The Mountain View, Calif.-based company touted the results, which indicated that itsSB623 stem cell treatment was generally safe, well-tolerated and associated with improved motor functions in patients suffering with chronic impairment following an ischemic stroke.
SanBio presented interim results from the study at the American Congress of Rehabilitation Medicine Conference last week, and claims that the study is the 1st of its kind in the U.S.
“When SB623 cells were administered in patients who had previously suffered a stroke, we saw statistically significant improvement compared to baseline in motor function, and this improvement appears to be sustainable,” SanBio’s head of clinical development Dr. Jerry Liu said in prepared remarks. “We are encouraged by this data. And hope to provide an effective treatment for the millions of people living with impairments following a stroke.”

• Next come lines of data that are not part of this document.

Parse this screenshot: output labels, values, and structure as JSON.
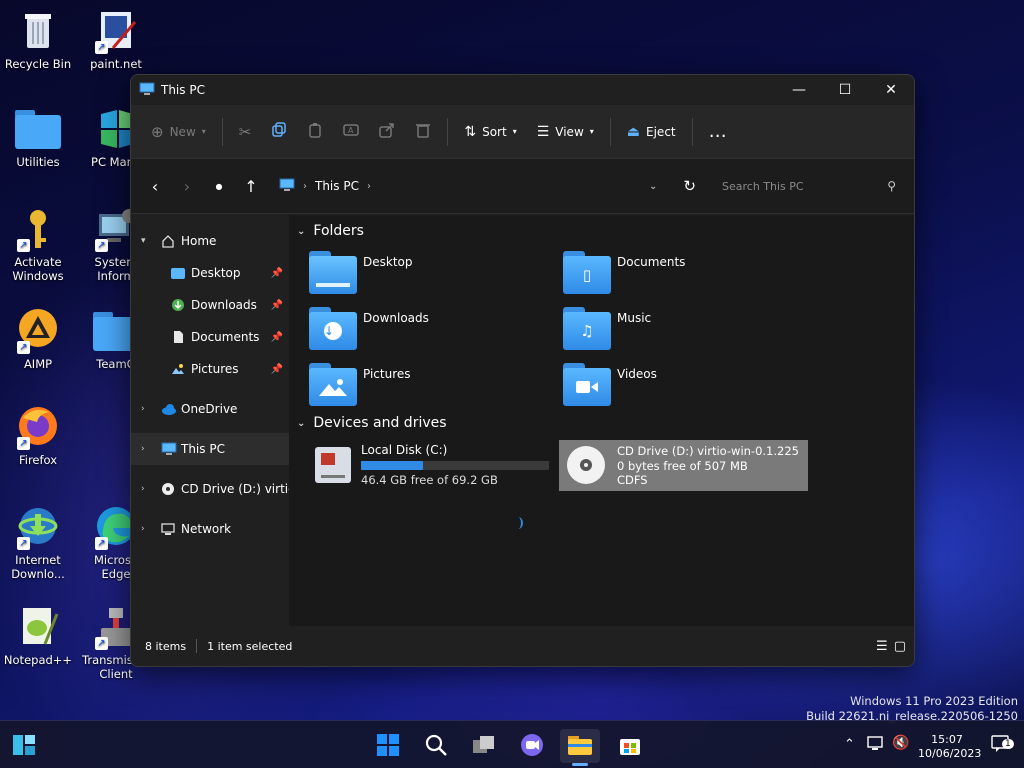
{
  "desktop": {
    "icons": [
      {
        "label": "Recycle Bin"
      },
      {
        "label": "paint.net"
      },
      {
        "label": "Utilities"
      },
      {
        "label": "PC Mana"
      },
      {
        "label": "Activate Windows"
      },
      {
        "label": "System Inform"
      },
      {
        "label": "AIMP"
      },
      {
        "label": "TeamO"
      },
      {
        "label": "Firefox"
      },
      {
        "label": "Internet Downlo..."
      },
      {
        "label": "Microso Edge"
      },
      {
        "label": "Notepad++"
      },
      {
        "label": "Transmis Qt Client"
      }
    ],
    "watermark": {
      "line1": "Windows 11 Pro 2023 Edition",
      "line2": "Build 22621.ni_release.220506-1250"
    }
  },
  "window": {
    "title": "This PC",
    "toolbar": {
      "new": "New",
      "sort": "Sort",
      "view": "View",
      "eject": "Eject",
      "more": "…"
    },
    "address": {
      "location": "This PC",
      "search_placeholder": "Search This PC"
    },
    "sidebar": [
      {
        "label": "Home"
      },
      {
        "label": "Desktop"
      },
      {
        "label": "Downloads"
      },
      {
        "label": "Documents"
      },
      {
        "label": "Pictures"
      },
      {
        "label": "OneDrive"
      },
      {
        "label": "This PC"
      },
      {
        "label": "CD Drive (D:) virtio-w"
      },
      {
        "label": "Network"
      }
    ],
    "sections": {
      "folders": "Folders",
      "devices": "Devices and drives"
    },
    "folders": [
      {
        "label": "Desktop"
      },
      {
        "label": "Documents"
      },
      {
        "label": "Downloads"
      },
      {
        "label": "Music"
      },
      {
        "label": "Pictures"
      },
      {
        "label": "Videos"
      }
    ],
    "drives": [
      {
        "name": "Local Disk (C:)",
        "free": "46.4 GB free of 69.2 GB",
        "used_fraction": 0.33
      },
      {
        "name": "CD Drive (D:) virtio-win-0.1.225",
        "free": "0 bytes free of 507 MB",
        "fs": "CDFS"
      }
    ],
    "status": {
      "items": "8 items",
      "selected": "1 item selected"
    }
  },
  "taskbar": {
    "time": "15:07",
    "date": "10/06/2023",
    "notif_count": "1"
  },
  "colors": {
    "accent": "#2f8be6",
    "window_bg": "#202020",
    "selected_drive": "#7a7a7a"
  }
}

The trial enrolled 18 patients with chronic motor deficits 6 months to 5 years following an ischemic stroke. Researchers gave patients injections of the genetically modified allogeneic mesenchymal stem cells, which were derived from the bone marrow of healthy adult donors.
The company reported 6 serious adverse events, such as subdural hematoma, seizure and pneumonia, but said that they were not likely related to the stem cell treatment.
“The data suggest that patients were able to tolerate SB623 cells at 12 months following procedure, and further demonstrates the potential for SB623 cells as a possible treatment option for patients with chronic impairments following a stroke,” Dr. Lawrence Wechsler from the University of Pittsburgh Medical Center explained.